That’s where I am this spring. I’m ready to let go of photographs and drums. I’m ready to set free shirts and pants and sandals that I haven’t worn for years. I can’t wait to discard unused appliances, and dishes and cutlery, and VHS tapes. The space in my house is limited and as I prepare to trim down my possessions, I remember that the space in my mind is also limited.

LTomlin Forgiveness quote

As I start to let go of all these material items, of all this concrete clutter, I can’t help but notice all the mental refuse I carry around. My head is full of a lot junk that I could do without.

I carry around negative thoughts and disturbing memories. Looking at these thoughts and memories doesn’t do me any good. Maybe once they had a lesson for me, but that lesson’s long since been learned. It’s spring now, a fresh new season, and it’s time to leave these unneeded items behind.

It’s easy – and tempting – to carry the negative stuff of the past into my today. It’s so easy to fill my pockets with a million bitter rocks and then trudge along listlessly through life. Pretty soon I’m so heavy with anger, resentment, and sorrow that I can’t move anymore. I get stuck.

I don’t want to be stuck. I don’t want to be weighed down. I want to empty my mental pockets and run in the spring sunshine. Like it was time to recycle all those bottles and cans, now it’s time to exchange pain and regret for a free mind and a lighter heart.

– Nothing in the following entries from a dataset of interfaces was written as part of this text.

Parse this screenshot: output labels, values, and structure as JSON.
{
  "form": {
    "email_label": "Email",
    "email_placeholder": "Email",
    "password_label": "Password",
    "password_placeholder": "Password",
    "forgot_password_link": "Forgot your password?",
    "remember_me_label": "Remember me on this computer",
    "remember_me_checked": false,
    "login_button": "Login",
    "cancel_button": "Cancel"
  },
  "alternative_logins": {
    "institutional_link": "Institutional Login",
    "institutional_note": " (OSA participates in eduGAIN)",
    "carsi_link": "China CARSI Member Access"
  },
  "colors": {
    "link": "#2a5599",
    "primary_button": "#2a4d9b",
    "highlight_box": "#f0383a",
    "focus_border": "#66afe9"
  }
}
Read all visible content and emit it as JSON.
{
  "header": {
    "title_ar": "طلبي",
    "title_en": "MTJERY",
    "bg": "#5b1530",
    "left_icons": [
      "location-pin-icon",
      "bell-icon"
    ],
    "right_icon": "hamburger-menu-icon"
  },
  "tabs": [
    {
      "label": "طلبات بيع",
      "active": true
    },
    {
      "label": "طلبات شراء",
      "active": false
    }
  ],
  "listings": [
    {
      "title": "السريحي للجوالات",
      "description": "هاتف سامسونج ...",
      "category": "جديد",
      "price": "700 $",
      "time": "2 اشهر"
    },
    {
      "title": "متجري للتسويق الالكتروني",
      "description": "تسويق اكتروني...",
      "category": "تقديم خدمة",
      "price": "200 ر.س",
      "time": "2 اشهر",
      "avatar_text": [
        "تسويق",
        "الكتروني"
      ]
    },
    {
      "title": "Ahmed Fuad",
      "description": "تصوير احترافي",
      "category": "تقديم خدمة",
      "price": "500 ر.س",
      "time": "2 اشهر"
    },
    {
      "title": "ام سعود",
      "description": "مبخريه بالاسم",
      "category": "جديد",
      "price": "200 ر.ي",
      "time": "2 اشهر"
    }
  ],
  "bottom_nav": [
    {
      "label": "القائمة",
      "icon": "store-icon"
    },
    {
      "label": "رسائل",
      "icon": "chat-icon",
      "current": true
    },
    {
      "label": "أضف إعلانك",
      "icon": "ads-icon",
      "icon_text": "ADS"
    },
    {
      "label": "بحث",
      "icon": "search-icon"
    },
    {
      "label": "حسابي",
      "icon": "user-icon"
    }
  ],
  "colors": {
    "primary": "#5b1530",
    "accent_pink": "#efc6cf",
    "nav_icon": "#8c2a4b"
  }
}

It’s not easy to do. Like cleaning up any big mess it takes time to declutter the heart and mind. It takes time, patience, and work to forgive myself and others. It takes effort to focus on the positive and to remember the happy times. Bit by bit and memory by memory, I’ll sort it out. I’ll keep the good stuff and display it where I can enjoy it, and I’ll work to dispose of what’s been weighing me down and holding me back. This kind of spring cleaning really makes a difference. This kind of spring cleaning gives happiness room to grow.